_Problem:_ Every line of the entries below that carries the string "title" should be copied.

_Given entries:_
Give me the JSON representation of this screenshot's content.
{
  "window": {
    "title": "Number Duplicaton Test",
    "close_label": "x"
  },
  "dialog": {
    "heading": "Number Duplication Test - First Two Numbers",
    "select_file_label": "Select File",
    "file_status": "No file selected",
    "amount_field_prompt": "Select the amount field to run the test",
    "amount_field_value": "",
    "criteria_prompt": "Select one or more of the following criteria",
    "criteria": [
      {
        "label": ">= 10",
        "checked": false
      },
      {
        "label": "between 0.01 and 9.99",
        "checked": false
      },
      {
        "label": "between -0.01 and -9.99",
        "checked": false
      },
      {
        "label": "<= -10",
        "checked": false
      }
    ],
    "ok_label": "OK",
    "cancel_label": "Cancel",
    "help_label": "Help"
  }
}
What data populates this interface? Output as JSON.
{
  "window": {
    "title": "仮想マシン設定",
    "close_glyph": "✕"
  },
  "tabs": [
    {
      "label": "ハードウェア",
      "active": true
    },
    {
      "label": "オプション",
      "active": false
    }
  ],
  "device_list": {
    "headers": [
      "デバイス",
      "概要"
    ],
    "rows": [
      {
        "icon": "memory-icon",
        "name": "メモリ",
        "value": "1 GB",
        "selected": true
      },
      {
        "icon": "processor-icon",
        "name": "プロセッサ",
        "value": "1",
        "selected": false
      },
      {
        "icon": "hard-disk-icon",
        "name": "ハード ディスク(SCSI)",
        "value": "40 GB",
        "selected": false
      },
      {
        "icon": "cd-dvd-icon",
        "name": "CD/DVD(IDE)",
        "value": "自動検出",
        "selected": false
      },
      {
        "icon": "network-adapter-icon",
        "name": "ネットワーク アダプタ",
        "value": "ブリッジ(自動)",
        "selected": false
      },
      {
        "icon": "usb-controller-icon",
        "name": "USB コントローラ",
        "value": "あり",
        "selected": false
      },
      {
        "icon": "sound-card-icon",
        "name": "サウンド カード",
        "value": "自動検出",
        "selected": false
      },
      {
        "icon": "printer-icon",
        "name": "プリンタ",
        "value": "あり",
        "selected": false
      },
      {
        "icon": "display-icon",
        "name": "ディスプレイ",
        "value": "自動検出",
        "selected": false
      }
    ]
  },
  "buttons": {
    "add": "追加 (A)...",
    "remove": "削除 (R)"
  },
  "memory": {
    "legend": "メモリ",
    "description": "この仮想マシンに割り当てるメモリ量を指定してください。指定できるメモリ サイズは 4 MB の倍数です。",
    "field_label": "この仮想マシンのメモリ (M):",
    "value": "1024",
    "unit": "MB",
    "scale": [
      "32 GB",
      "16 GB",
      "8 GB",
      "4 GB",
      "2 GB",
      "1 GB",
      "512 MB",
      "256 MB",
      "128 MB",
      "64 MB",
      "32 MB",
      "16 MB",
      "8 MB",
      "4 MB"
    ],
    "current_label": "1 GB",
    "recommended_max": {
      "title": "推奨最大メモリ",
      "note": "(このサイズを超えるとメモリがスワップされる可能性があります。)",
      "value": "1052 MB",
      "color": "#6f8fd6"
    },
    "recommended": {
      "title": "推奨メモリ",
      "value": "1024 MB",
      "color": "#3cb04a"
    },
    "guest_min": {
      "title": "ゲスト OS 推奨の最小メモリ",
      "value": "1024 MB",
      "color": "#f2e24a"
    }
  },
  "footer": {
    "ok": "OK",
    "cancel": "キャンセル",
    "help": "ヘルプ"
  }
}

_Solution for this task:_
    "title": "Number Duplicaton Test",
    "title": "仮想マシン設定",
      "title": "推奨最大メモリ",
      "title": "推奨メモリ",
      "title": "ゲスト OS 推奨の最小メモリ",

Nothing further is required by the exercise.